_Directions:_
Each line below should be repeated exactly, but no picture should be carried over.
** Extracted material follows **
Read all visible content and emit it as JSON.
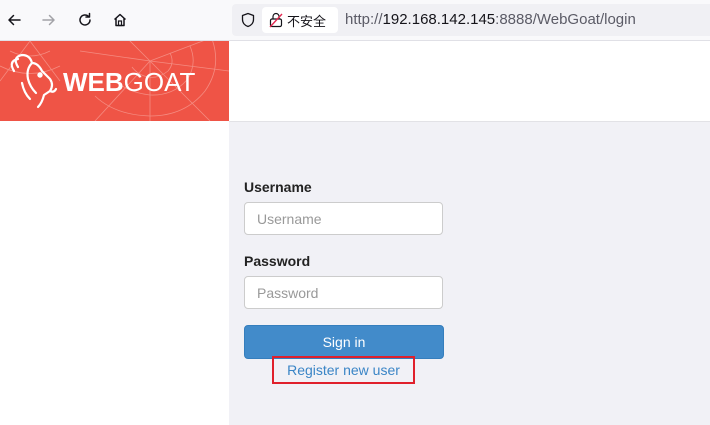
{
  "browser": {
    "security_label": "不安全",
    "url_prefix": "http://",
    "url_host": "192.168.142.145",
    "url_rest": ":8888/WebGoat/login"
  },
  "brand": {
    "name_bold": "WEB",
    "name_light": "GOAT"
  },
  "form": {
    "username_label": "Username",
    "username_placeholder": "Username",
    "username_value": "",
    "password_label": "Password",
    "password_placeholder": "Password",
    "password_value": "",
    "signin_label": "Sign in",
    "register_label": "Register new user"
  }
}
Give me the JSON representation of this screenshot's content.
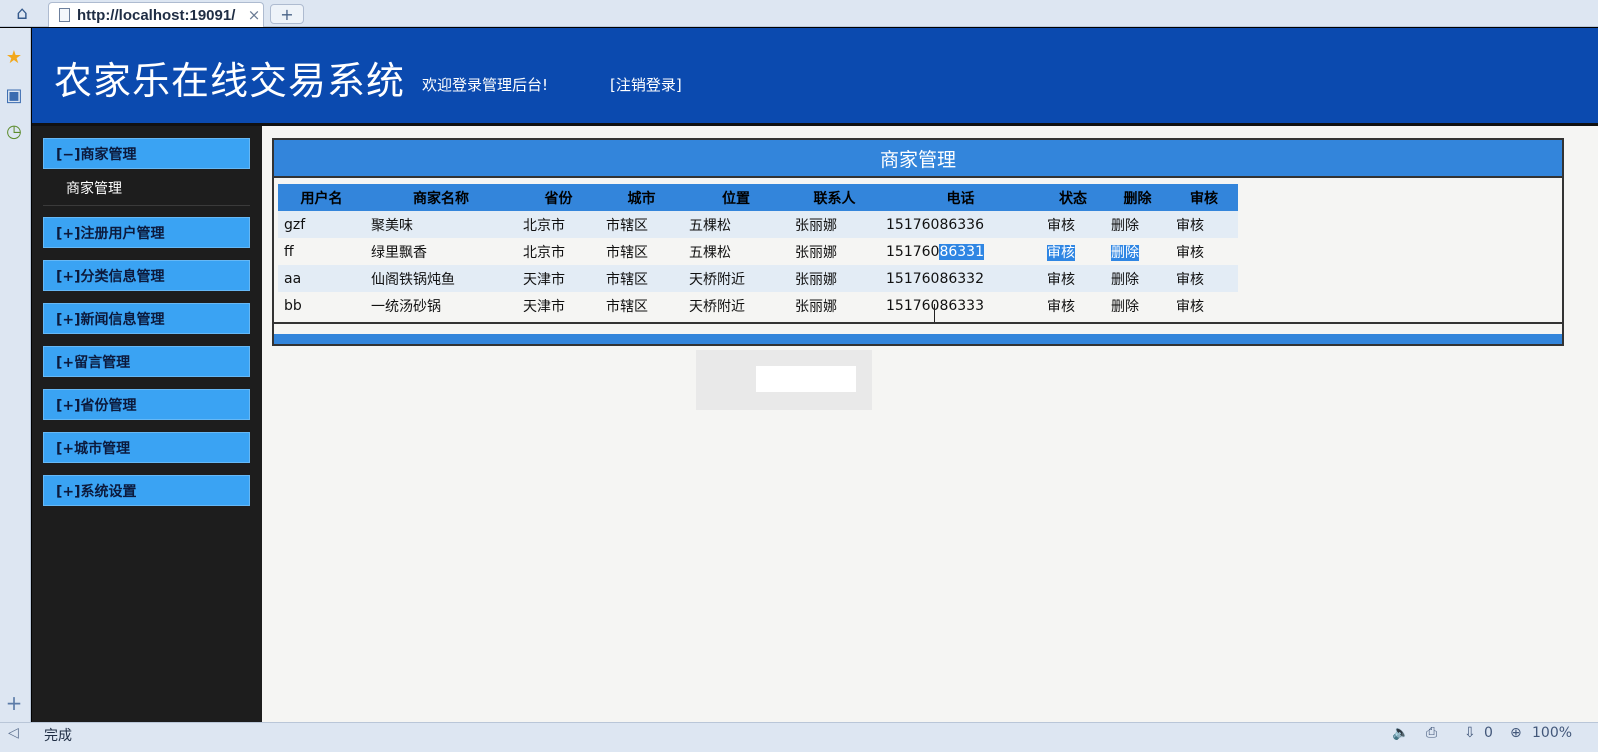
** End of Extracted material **
_Completed task:_
Read all visible content and emit it as JSON.
{
  "browser": {
    "security_label": "不安全",
    "url_prefix": "http://",
    "url_host": "192.168.142.145",
    "url_rest": ":8888/WebGoat/login"
  },
  "brand": {
    "name_bold": "WEB",
    "name_light": "GOAT"
  },
  "form": {
    "username_label": "Username",
    "username_placeholder": "Username",
    "username_value": "",
    "password_label": "Password",
    "password_placeholder": "Password",
    "password_value": "",
    "signin_label": "Sign in",
    "register_label": "Register new user"
  }
}
Give me the JSON representation of this screenshot's content.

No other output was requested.